Source records START

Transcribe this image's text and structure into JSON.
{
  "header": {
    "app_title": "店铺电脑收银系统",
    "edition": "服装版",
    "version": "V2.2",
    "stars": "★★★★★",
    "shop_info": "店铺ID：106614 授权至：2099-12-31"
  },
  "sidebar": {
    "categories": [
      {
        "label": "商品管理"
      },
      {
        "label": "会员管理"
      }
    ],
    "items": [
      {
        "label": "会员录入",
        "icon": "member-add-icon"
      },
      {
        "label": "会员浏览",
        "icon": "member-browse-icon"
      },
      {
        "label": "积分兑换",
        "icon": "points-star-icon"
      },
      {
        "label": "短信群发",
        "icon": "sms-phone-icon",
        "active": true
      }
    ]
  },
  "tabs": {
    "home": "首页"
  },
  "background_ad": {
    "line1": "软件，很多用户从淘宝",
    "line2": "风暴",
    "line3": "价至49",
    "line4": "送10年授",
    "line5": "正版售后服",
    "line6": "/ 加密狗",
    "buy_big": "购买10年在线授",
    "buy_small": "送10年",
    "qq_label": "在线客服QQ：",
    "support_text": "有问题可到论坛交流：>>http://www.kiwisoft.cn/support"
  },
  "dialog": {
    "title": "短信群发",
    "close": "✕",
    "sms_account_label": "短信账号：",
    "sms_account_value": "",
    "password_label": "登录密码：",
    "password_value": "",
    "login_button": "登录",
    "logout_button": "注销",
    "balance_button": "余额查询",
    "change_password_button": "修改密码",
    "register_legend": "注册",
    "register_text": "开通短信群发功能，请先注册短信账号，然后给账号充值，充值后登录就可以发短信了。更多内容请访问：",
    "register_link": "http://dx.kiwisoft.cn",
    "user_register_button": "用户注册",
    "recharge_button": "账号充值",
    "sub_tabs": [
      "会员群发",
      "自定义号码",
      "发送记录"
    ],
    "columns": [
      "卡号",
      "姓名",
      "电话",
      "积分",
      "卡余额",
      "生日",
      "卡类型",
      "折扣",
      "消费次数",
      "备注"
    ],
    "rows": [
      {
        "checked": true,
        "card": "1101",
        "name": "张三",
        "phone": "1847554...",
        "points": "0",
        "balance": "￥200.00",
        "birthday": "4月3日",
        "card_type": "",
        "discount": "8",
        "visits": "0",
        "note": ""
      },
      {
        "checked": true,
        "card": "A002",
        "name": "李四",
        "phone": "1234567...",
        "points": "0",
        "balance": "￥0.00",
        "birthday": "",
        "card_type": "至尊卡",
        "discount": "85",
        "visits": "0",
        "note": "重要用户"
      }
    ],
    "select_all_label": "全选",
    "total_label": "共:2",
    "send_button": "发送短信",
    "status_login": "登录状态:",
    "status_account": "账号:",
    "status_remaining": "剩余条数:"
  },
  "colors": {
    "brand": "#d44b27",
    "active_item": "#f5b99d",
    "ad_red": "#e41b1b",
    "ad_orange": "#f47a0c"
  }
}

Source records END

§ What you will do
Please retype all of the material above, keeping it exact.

§ Finished task
Transcribe this image's text and structure into JSON.
{
  "header": {
    "app_title": "店铺电脑收银系统",
    "edition": "服装版",
    "version": "V2.2",
    "stars": "★★★★★",
    "shop_info": "店铺ID：106614 授权至：2099-12-31"
  },
  "sidebar": {
    "categories": [
      {
        "label": "商品管理"
      },
      {
        "label": "会员管理"
      }
    ],
    "items": [
      {
        "label": "会员录入",
        "icon": "member-add-icon"
      },
      {
        "label": "会员浏览",
        "icon": "member-browse-icon"
      },
      {
        "label": "积分兑换",
        "icon": "points-star-icon"
      },
      {
        "label": "短信群发",
        "icon": "sms-phone-icon",
        "active": true
      }
    ]
  },
  "tabs": {
    "home": "首页"
  },
  "background_ad": {
    "line1": "软件，很多用户从淘宝",
    "line2": "风暴",
    "line3": "价至49",
    "line4": "送10年授",
    "line5": "正版售后服",
    "line6": "/ 加密狗",
    "buy_big": "购买10年在线授",
    "buy_small": "送10年",
    "qq_label": "在线客服QQ：",
    "support_text": "有问题可到论坛交流：>>http://www.kiwisoft.cn/support"
  },
  "dialog": {
    "title": "短信群发",
    "close": "✕",
    "sms_account_label": "短信账号：",
    "sms_account_value": "",
    "password_label": "登录密码：",
    "password_value": "",
    "login_button": "登录",
    "logout_button": "注销",
    "balance_button": "余额查询",
    "change_password_button": "修改密码",
    "register_legend": "注册",
    "register_text": "开通短信群发功能，请先注册短信账号，然后给账号充值，充值后登录就可以发短信了。更多内容请访问：",
    "register_link": "http://dx.kiwisoft.cn",
    "user_register_button": "用户注册",
    "recharge_button": "账号充值",
    "sub_tabs": [
      "会员群发",
      "自定义号码",
      "发送记录"
    ],
    "columns": [
      "卡号",
      "姓名",
      "电话",
      "积分",
      "卡余额",
      "生日",
      "卡类型",
      "折扣",
      "消费次数",
      "备注"
    ],
    "rows": [
      {
        "checked": true,
        "card": "1101",
        "name": "张三",
        "phone": "1847554...",
        "points": "0",
        "balance": "￥200.00",
        "birthday": "4月3日",
        "card_type": "",
        "discount": "8",
        "visits": "0",
        "note": ""
      },
      {
        "checked": true,
        "card": "A002",
        "name": "李四",
        "phone": "1234567...",
        "points": "0",
        "balance": "￥0.00",
        "birthday": "",
        "card_type": "至尊卡",
        "discount": "85",
        "visits": "0",
        "note": "重要用户"
      }
    ],
    "select_all_label": "全选",
    "total_label": "共:2",
    "send_button": "发送短信",
    "status_login": "登录状态:",
    "status_account": "账号:",
    "status_remaining": "剩余条数:"
  },
  "colors": {
    "brand": "#d44b27",
    "active_item": "#f5b99d",
    "ad_red": "#e41b1b",
    "ad_orange": "#f47a0c"
  }
}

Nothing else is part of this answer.